Dumbarton Castle: staging post
Dumbarton Castle was cold, damp and exposed to Scotland’s west coast gales, it wasn’t the most comfortable of residences yet it became an important staging post for a number of royal visitors. Testimony in 1634, from castle governor Sir John Maxwell of Pollock, provided some corroboration for the grim and depressing living conditions. Bemoaning the fact that the hall was not water-fast and that the barns and stables were ruinous and the walls of the Nether Bailey so rotten that they could not, “hold out beasts, let be men.” He declared, “No honest man could dwell within.”
By 1547 a catastrophic Scottish defeat at the Battle of Pinkie Cleugh (close to Edinburgh) was a conflict that marked a turning point in the country.
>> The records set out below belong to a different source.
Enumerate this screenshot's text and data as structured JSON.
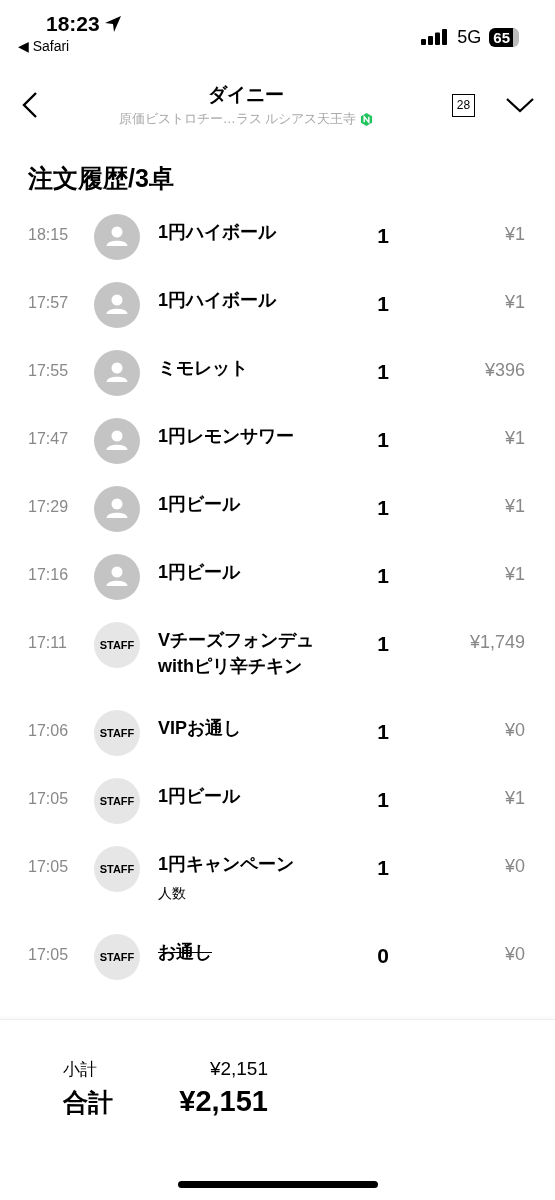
{
  "status_bar": {
    "time": "18:23",
    "back_app": "◀ Safari",
    "network": "5G",
    "battery": "65"
  },
  "nav": {
    "title": "ダイニー",
    "subtitle": "原価ビストロチー…ラス ルシアス天王寺",
    "calendar_day": "28"
  },
  "heading": "注文履歴/3卓",
  "orders": [
    {
      "time": "18:15",
      "kind": "guest",
      "name": "1円ハイボール",
      "qty": "1",
      "price": "¥1",
      "cancelled": false
    },
    {
      "time": "17:57",
      "kind": "guest",
      "name": "1円ハイボール",
      "qty": "1",
      "price": "¥1",
      "cancelled": false
    },
    {
      "time": "17:55",
      "kind": "guest",
      "name": "ミモレット",
      "qty": "1",
      "price": "¥396",
      "cancelled": false
    },
    {
      "time": "17:47",
      "kind": "guest",
      "name": "1円レモンサワー",
      "qty": "1",
      "price": "¥1",
      "cancelled": false
    },
    {
      "time": "17:29",
      "kind": "guest",
      "name": "1円ビール",
      "qty": "1",
      "price": "¥1",
      "cancelled": false
    },
    {
      "time": "17:16",
      "kind": "guest",
      "name": "1円ビール",
      "qty": "1",
      "price": "¥1",
      "cancelled": false
    },
    {
      "time": "17:11",
      "kind": "staff",
      "avatar_label": "STAFF",
      "name": "Vチーズフォンデュwithピリ辛チキン",
      "qty": "1",
      "price": "¥1,749",
      "cancelled": false
    },
    {
      "time": "17:06",
      "kind": "staff",
      "avatar_label": "STAFF",
      "name": "VIPお通し",
      "qty": "1",
      "price": "¥0",
      "cancelled": false
    },
    {
      "time": "17:05",
      "kind": "staff",
      "avatar_label": "STAFF",
      "name": "1円ビール",
      "qty": "1",
      "price": "¥1",
      "cancelled": false
    },
    {
      "time": "17:05",
      "kind": "staff",
      "avatar_label": "STAFF",
      "name": "1円キャンペーン",
      "note": "人数",
      "qty": "1",
      "price": "¥0",
      "cancelled": false
    },
    {
      "time": "17:05",
      "kind": "staff",
      "avatar_label": "STAFF",
      "name": "お通し",
      "qty": "0",
      "price": "¥0",
      "cancelled": true
    }
  ],
  "summary": {
    "subtotal_label": "小計",
    "subtotal": "¥2,151",
    "total_label": "合計",
    "total": "¥2,151"
  }
}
Pinkie was the last throw of the dice in Henry VIII Rough Wooing campaign, an attempt to force the young Mary Queen of Scots into marriage with his son Edward. Although Henry had died in the January of that year England’s Regent the Duke of Somerset continued the fight, victorious at Pinkie but unable to force the marriage between Mary and Edward.
Earl of Arran
It was to the French that Scotland’s Regent, the Earl of Arran turned to and Mary, a mere pawn in the ongoing political machinations of the period, was promised to the Dauphin Francis, son of Henry II and heir to the French throne.
In the summer of 1548 Mary, aged only five, made a tearful departure from Dumbarton Castle, accompanied by her two royal half brothers Robert and John Stewart, her guardian Lord Erskine her governess and her companions the ‘Four Maries’: Mary Fleming, Mary Beaton, Mary Livingston and Mary Seton.
Of course no story of Scotland is complete without mentioning Oliver Cromwell and true to form the Lord Protector played his part in Dumbarton Castle’s story. Following the Scottish defeat at the Battle of Dunbar in 1650 Cromwell effectively controlled Scotland and Dumbarton Castle in much the same way as other fortresses surrendered without a fight.
Today this historic Scottish castle is one of the country’s most important visitor attractions, providing a vivid reminder of the region’s long and often turbulent history.